▶ [Task description]
For each line below, check for "this"; give only the total of lines where it occurs.

(Web page and app entries)
------------
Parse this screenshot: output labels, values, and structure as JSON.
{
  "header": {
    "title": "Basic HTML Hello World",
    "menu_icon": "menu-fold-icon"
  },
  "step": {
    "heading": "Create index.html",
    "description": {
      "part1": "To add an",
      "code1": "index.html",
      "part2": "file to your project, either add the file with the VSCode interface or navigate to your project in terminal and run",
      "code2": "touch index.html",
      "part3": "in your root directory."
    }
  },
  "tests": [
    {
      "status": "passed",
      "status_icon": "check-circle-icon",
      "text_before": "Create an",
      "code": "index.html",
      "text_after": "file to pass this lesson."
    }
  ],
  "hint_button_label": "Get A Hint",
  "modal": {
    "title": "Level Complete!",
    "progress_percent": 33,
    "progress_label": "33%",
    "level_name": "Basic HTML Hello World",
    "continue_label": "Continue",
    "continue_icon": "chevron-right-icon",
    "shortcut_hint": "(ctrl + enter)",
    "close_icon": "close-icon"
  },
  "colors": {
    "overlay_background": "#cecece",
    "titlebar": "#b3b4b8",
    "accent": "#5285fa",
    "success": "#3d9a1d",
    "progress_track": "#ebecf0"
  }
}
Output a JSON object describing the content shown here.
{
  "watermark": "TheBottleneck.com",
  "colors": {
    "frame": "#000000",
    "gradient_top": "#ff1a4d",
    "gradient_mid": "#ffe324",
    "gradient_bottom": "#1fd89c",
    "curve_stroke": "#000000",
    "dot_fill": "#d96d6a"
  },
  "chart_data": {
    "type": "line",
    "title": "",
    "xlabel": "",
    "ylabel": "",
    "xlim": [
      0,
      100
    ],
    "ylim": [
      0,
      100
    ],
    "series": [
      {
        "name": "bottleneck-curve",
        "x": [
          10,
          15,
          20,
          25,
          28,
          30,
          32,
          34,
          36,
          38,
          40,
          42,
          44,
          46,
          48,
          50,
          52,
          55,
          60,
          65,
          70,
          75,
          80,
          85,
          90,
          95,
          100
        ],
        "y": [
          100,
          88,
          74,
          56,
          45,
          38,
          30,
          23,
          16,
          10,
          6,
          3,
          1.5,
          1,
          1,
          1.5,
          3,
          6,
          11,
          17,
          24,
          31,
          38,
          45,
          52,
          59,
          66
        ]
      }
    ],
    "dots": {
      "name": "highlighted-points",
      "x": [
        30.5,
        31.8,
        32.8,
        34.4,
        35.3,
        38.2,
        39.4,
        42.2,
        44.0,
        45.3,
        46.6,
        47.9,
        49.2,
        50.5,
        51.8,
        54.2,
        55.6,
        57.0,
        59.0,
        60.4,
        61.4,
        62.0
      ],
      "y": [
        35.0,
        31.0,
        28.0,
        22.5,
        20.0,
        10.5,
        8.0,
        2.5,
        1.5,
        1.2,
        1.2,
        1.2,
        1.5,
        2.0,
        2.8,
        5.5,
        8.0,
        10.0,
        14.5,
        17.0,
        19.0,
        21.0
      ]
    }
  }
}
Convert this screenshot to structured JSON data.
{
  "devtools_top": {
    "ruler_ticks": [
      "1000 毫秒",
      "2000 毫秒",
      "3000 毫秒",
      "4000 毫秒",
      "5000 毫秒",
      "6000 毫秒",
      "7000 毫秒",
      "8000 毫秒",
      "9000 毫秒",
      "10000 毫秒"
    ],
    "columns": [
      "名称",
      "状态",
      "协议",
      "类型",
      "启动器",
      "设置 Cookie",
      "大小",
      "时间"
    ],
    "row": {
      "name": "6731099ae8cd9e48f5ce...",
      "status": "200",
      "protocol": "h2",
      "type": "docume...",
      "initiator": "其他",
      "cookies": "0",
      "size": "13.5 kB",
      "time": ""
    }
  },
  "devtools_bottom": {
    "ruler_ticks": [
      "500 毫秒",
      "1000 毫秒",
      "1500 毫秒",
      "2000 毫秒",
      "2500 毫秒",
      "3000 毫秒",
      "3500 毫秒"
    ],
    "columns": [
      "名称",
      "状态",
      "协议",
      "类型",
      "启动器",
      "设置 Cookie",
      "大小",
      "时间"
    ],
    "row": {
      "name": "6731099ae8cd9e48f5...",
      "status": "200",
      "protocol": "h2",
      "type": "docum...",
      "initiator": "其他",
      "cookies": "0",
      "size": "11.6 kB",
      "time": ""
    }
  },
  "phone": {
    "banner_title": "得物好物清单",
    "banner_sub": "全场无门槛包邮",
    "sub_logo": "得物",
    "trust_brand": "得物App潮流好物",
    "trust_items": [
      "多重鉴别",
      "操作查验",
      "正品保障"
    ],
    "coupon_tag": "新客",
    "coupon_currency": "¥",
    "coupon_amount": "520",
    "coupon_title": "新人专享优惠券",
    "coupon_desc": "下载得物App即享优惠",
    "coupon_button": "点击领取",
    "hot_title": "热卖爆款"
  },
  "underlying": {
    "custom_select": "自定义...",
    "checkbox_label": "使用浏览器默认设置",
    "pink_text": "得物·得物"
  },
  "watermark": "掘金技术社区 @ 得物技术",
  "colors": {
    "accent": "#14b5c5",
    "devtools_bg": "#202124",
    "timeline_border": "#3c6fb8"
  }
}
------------
▶ [Exercise response]
3